Extravagant Trek to Alaska and Thereabouts: Day 7
We awoke at the Watson Lake campground in Yukon, made breakfast, and enjoyed the natural beauty that surrounded us. There were a few very friendly birds joining us for some grub. They were picking up our food droppings quickly and opportunistically. So I wondered just how friendly they really were. I left the last nibble of my english muffin on my hand and stuck it straight out. In just five seconds, one of the birds landed on my hand, pecked the morsel, and took off back to the tree. It was a pretty cool experience for me, though I know better and should not have fed the wildlife. As they say, “a fed bear is a dead bear.” Well, this was a bird, and unless life turns into an Alfred Hitchcock movie, I think we’ll be okay.
Veronika is making sure we represent!
We packed up camp and made our way westbound on the Alaska highway, now highly conscientious of the quality of the roads we would be using. We stopped in Teslin for gas. Right by the gas station/restaurant was the Northern Wildlife Museum, which is small but really cool. They show local wildlife in reconstructed habitats. All the wildlife were found dead, not hunted. The gift shop was very cool and featured handmade items created by the local Tlingit people, and were reasonably-priced. Needless to say, we bought lots of gifts at this shop.
We stopped again several hours down the road at a small truckstop for gas and a quick meal. This lady cooked food like my mother would, but in small quantities at gourmet prices. We had two grilled cheese sandwhiches and a bowl of pea soup. It was all quite tasty, but not nearly filling, especially for the $20 price tag. At least she had Wi-Fi, though limited bandwidth.
There is definitely a market for Internet to northern Canada. At least in Yukon, there is just one ISP. The physical medium is satellite, which is notoriously slow and unreliable due to eather weather patterns, interference, and this really common thing in the north called the Aurora Borealis. Calling all ambitious Canadian Entrepreneurs: Run fiber to Yukon. The tourists would appreciate it, and the safety for local residents would be further ensured. Money could probably be made by selling bandwidth to cell providers pushing data through their cell towers, in addition to standard subscriptions.
In any case, we moved on to Whitehorse, the capital city of Yukon. I really liked it. It’s a small city of about 30-some thousand people. We stopped at a trendy restaurant called Klondike Rib & Salmon, which happens to be in one of the oldest-standing buildings in Whitehorse. I had the salmon burger with the Yukon Gold pale lager, and Vee had a spinach salad with raisons, craisins, cashews, almonds, feta cheese, green onion, and a really unique raspberry-yogurt type of dressing. She paired that with the Yukon Red ale. Both meals were extremely delicious and well worth the price. Apparently, this restaurant is known for its long wait times, but we had a seat straight away, and the food came to the table quickly. The waitress was vibrant and friendly, making jokes and sharing stories all the while. The beers were pretty good, too, which was a pleasant surprise to me, since all the beers I had had in Canada to-date left a lot to be desired.

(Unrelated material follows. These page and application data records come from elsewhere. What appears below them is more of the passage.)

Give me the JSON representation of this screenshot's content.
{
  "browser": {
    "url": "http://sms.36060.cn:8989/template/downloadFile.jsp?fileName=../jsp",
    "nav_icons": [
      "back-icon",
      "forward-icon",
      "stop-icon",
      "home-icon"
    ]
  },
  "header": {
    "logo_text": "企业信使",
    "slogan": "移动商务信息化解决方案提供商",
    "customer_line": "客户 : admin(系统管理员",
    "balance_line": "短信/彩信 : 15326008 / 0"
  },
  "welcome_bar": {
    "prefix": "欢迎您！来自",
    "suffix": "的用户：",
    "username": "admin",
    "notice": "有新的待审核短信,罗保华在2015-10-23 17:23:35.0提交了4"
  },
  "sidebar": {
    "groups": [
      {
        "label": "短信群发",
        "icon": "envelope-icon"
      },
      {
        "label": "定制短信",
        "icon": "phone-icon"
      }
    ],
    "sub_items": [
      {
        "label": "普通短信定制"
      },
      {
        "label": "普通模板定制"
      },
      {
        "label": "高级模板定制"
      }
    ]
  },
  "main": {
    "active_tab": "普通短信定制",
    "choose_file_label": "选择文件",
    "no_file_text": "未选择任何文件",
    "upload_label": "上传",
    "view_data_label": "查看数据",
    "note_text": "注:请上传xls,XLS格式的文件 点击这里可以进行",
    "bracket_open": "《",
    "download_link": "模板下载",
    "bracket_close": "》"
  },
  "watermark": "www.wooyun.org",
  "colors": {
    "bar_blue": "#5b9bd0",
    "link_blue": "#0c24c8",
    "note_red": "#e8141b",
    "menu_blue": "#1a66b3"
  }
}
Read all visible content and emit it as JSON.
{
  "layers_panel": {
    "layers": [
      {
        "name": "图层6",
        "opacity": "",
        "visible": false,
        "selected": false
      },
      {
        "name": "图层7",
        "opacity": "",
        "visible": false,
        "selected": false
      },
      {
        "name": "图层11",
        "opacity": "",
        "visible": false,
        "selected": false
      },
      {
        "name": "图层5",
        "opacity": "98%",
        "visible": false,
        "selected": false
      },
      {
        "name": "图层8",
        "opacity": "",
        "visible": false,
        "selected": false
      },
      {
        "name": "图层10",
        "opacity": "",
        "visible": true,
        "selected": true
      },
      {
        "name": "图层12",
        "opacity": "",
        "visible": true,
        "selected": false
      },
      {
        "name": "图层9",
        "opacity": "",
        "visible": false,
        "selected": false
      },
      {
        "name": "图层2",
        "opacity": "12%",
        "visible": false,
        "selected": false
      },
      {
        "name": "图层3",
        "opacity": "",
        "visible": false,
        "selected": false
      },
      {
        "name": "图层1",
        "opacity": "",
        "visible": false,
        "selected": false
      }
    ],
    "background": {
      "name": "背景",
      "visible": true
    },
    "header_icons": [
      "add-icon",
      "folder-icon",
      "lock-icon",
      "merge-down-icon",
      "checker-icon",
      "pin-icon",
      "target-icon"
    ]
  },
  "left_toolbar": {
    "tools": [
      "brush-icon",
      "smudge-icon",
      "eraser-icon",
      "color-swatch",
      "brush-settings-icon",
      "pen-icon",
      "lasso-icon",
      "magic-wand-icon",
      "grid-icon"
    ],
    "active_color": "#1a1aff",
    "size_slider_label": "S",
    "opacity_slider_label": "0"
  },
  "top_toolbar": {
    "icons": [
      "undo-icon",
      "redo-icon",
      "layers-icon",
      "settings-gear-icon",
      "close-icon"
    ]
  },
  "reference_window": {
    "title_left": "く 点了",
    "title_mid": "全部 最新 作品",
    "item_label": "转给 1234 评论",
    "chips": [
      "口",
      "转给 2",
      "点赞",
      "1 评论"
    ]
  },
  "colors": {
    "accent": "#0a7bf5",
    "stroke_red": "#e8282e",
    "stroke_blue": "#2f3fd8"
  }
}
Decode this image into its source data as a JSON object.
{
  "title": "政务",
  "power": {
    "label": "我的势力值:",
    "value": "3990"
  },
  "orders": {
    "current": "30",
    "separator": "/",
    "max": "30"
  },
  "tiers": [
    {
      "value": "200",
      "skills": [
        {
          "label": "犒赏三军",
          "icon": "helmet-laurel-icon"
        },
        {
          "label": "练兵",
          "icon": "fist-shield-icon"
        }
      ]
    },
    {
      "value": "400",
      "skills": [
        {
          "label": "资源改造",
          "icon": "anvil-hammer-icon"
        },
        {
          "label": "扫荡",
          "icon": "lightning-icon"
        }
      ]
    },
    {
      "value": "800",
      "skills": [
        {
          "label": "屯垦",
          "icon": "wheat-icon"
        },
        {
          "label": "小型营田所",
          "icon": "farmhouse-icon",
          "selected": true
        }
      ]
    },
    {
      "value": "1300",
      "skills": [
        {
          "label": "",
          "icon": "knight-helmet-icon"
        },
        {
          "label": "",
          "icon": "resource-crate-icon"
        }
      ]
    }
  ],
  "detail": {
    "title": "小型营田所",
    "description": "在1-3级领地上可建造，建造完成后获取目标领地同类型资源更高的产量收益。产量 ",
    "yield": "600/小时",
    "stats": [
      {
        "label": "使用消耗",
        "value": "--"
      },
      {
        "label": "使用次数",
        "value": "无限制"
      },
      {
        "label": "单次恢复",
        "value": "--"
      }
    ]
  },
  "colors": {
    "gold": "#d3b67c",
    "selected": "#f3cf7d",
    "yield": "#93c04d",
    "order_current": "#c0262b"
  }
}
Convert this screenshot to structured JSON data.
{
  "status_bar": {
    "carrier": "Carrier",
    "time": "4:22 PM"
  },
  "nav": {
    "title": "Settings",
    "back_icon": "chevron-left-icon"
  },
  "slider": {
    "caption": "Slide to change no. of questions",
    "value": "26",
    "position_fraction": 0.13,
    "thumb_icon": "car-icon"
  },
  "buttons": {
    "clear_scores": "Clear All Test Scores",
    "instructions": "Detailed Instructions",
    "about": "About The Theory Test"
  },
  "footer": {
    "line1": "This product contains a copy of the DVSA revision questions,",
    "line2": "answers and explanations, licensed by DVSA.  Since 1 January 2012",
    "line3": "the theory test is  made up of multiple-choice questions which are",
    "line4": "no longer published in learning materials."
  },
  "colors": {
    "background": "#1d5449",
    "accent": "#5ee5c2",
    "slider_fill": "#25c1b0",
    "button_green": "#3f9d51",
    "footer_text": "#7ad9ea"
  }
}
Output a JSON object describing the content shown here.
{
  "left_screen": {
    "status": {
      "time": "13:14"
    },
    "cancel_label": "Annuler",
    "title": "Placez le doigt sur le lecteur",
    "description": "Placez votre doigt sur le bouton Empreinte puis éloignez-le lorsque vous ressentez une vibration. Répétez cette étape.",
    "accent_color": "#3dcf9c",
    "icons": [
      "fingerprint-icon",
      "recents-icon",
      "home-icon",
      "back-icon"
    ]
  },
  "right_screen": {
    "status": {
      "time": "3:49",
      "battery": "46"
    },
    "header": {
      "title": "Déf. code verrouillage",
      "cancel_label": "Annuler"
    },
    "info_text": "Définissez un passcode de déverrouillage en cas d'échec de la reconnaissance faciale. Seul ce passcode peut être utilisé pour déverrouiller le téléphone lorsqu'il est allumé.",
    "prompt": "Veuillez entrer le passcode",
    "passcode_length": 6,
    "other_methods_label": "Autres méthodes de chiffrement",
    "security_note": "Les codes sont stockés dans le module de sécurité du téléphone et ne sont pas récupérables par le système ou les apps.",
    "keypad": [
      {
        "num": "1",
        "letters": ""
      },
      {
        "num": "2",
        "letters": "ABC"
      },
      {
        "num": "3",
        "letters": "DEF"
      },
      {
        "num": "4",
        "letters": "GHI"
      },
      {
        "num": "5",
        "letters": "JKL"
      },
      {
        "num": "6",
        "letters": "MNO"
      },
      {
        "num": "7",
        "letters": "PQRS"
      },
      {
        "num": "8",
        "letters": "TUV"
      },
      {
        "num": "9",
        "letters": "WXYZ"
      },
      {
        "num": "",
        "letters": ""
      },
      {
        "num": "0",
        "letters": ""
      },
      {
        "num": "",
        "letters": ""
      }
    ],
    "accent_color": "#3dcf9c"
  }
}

As we travelled along the Klondike Highway, we reached the beginning of the Dempster Highway, which is famous for its beautiful vistas beyond the Arctic Circle, encompassing frozen tundra, arctic wildlife, fields of flowers, and untouched frontier. The road is composed of shale, which is very sharp and causes a lot of tire flats. People attempting the highway will often bring multiple tires with them. The Dempster Highway extends as far as the Arctic Ocean during winter time. One day, I’ll do this roadtrip. ^-^
From Whitehorse, we took the Klondike Highway north to Dawson City, which took about four to five hours. The condition of the road was fairly good, but there were several long, dirt and gravel portions. It was dusk by the time we reached Dawson City, so we took the free ferry across the river and set up camp at the Yukon River campground. The campground was very nice, though not as “psychadellic” as the one from the night before. There were tent spots literally right on the bank of the swift and frigid current of the great Yukon River as it made its way to the Arctic Ocean.
We set up camp, finished our leftovers from lunchtime (we couldn’t make dinner because we ran out of water), and went to sleep.